Let your salt block cool to room temperature before attempting to clean it. Don’t use dish soap or antibacterial sprays. Salt is naturally antibacterial, and needs no help from you to bust bugs.

Use a slightly damp sponge or scourer to remove any food residue, then give a final wipe over with a damp cloth. Towel dry, then leave it to fully air dry.

You have to wait for 24 hours before you can use your Himalayan salt block again. Otherwise residual moisture could expand and cause your block to crack upon heating or chilling.

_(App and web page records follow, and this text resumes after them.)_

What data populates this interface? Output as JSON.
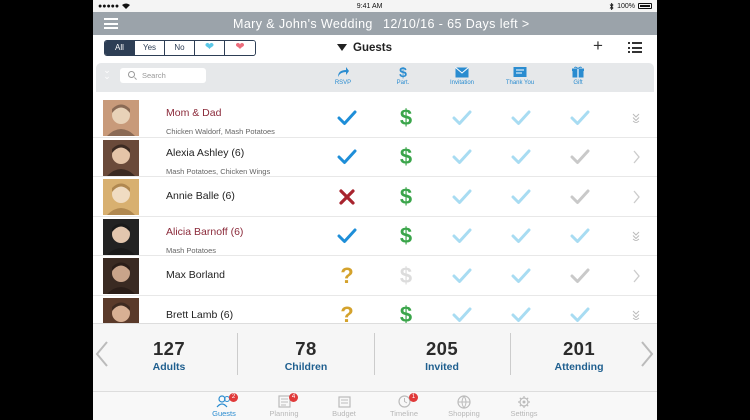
{
  "status_bar": {
    "time": "9:41 AM",
    "battery": "100%"
  },
  "nav": {
    "title": "Mary & John's Wedding",
    "date_info": "12/10/16 - 65 Days left >"
  },
  "filters": [
    {
      "label": "All",
      "active": true
    },
    {
      "label": "Yes",
      "active": false
    },
    {
      "label": "No",
      "active": false
    },
    {
      "icon": "blue-heart-icon",
      "color": "#5bc8e8"
    },
    {
      "icon": "pink-heart-icon",
      "color": "#ec6d7c"
    }
  ],
  "section_title": "Guests",
  "search": {
    "placeholder": "Search"
  },
  "columns": [
    {
      "label": "RSVP",
      "icon": "share-arrow-icon"
    },
    {
      "label": "Part.",
      "icon": "dollar-icon"
    },
    {
      "label": "Invitation",
      "icon": "invitation-icon"
    },
    {
      "label": "Thank You",
      "icon": "thank-you-card-icon"
    },
    {
      "label": "Gift",
      "icon": "gift-icon"
    }
  ],
  "guests": [
    {
      "name": "Mom & Dad",
      "highlight": true,
      "meal": "Chicken Waldorf, Mash Potatoes",
      "rsvp": "check",
      "paid": true,
      "invitation": true,
      "thank_you": true,
      "gift": true,
      "row_action": "expand"
    },
    {
      "name": "Alexia Ashley  (6)",
      "highlight": false,
      "meal": "Mash Potatoes, Chicken Wings",
      "rsvp": "check",
      "paid": true,
      "invitation": true,
      "thank_you": true,
      "gift": false,
      "row_action": "chevron"
    },
    {
      "name": "Annie Balle (6)",
      "highlight": false,
      "meal": "",
      "rsvp": "x",
      "paid": true,
      "invitation": true,
      "thank_you": true,
      "gift": false,
      "row_action": "chevron"
    },
    {
      "name": "Alicia Barnoff (6)",
      "highlight": true,
      "meal": "Mash Potatoes",
      "rsvp": "check",
      "paid": true,
      "invitation": true,
      "thank_you": true,
      "gift": true,
      "row_action": "expand"
    },
    {
      "name": "Max Borland",
      "highlight": false,
      "meal": "",
      "rsvp": "question",
      "paid": false,
      "invitation": true,
      "thank_you": true,
      "gift": false,
      "row_action": "chevron"
    },
    {
      "name": "Brett Lamb (6)",
      "highlight": false,
      "meal": "",
      "rsvp": "question",
      "paid": true,
      "invitation": true,
      "thank_you": true,
      "gift": true,
      "row_action": "expand"
    }
  ],
  "stats": [
    {
      "value": "127",
      "label": "Adults"
    },
    {
      "value": "78",
      "label": "Children"
    },
    {
      "value": "205",
      "label": "Invited"
    },
    {
      "value": "201",
      "label": "Attending"
    }
  ],
  "tabs": [
    {
      "label": "Guests",
      "icon": "guests-icon",
      "badge": "2",
      "active": true
    },
    {
      "label": "Planning",
      "icon": "planning-icon",
      "badge": "4",
      "active": false
    },
    {
      "label": "Budget",
      "icon": "budget-icon",
      "badge": "",
      "active": false
    },
    {
      "label": "Timeline",
      "icon": "timeline-icon",
      "badge": "1",
      "active": false
    },
    {
      "label": "Shopping",
      "icon": "shopping-icon",
      "badge": "",
      "active": false
    },
    {
      "label": "Settings",
      "icon": "settings-icon",
      "badge": "",
      "active": false
    }
  ],
  "colors": {
    "nav_bar": "#9ba3aa",
    "check_blue": "#1e8ed8",
    "light_check": "#a8dcf2",
    "gray_check": "#c9c9c9",
    "dollar_green": "#3aa54a",
    "question_gold": "#d4a22c",
    "x_red": "#a8242e",
    "stat_label": "#1f5f8f"
  }
}
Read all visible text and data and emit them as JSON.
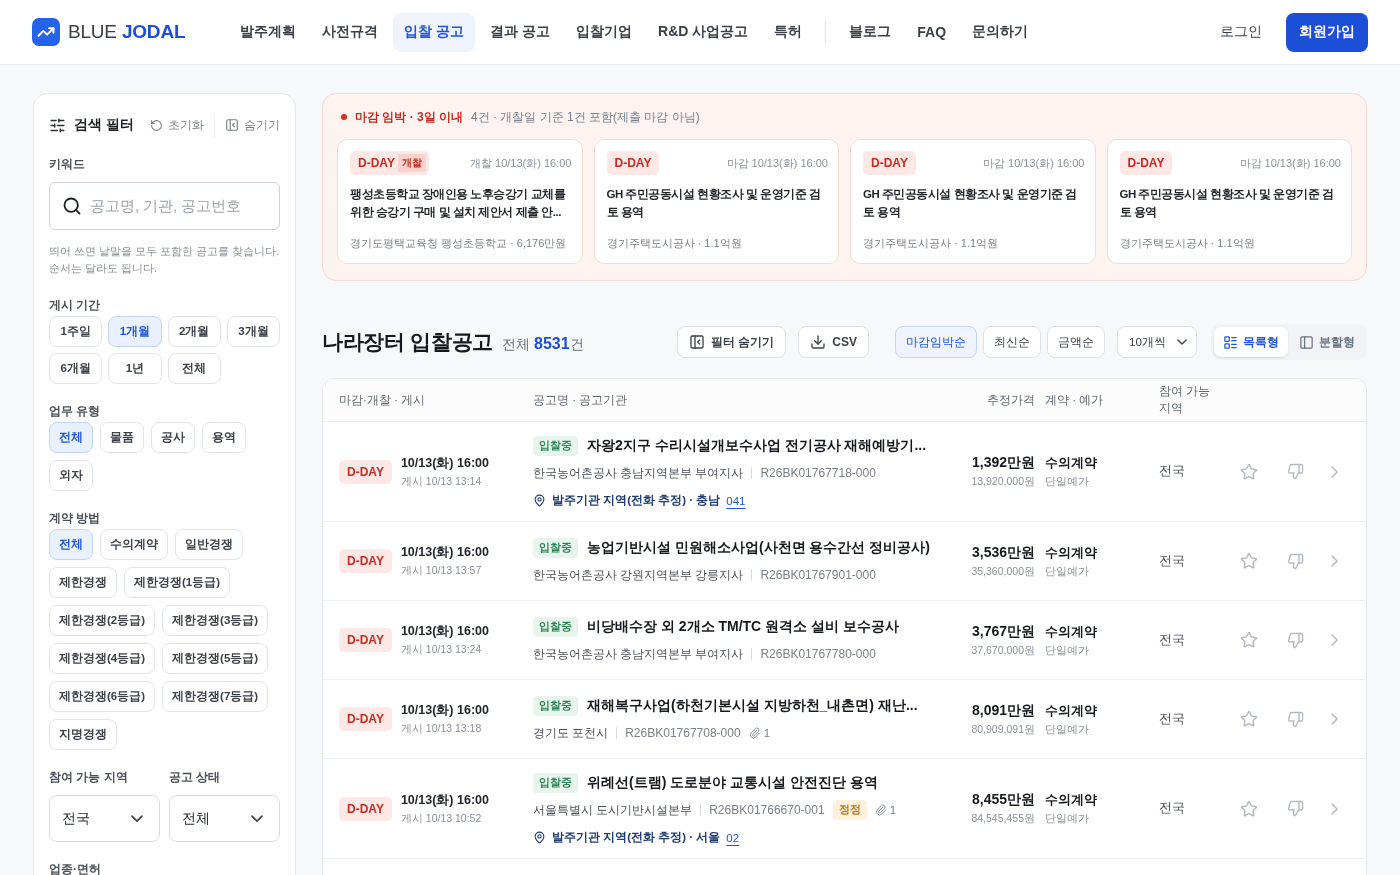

Written by Irina Radosevic MD
Irina graduated from the University of Belgrade, School of Medicine as a Doctor of Medicine (MD) and spent over 3 years working in the Clinical Hospital Center Zvezdara, in the Department of Emergency Medicine. She also undertook a postgraduate in Cardiology from the same University and had previously worked for over a year as a Physician and Nutritionist Dietitian for the Fitness club Green Zone. She eventually left her chaotic but fulfilling job in the ER to pursue her passion of writing, travelling and mountain climbing which has included writing a first aid course for the alpine club of Belgrade. Irina currently works as a VA for PintMedia focusing on medical and travel writing. Feel free to connect with Irina on LinkedIn and FaceBook. Her CV can be seen here.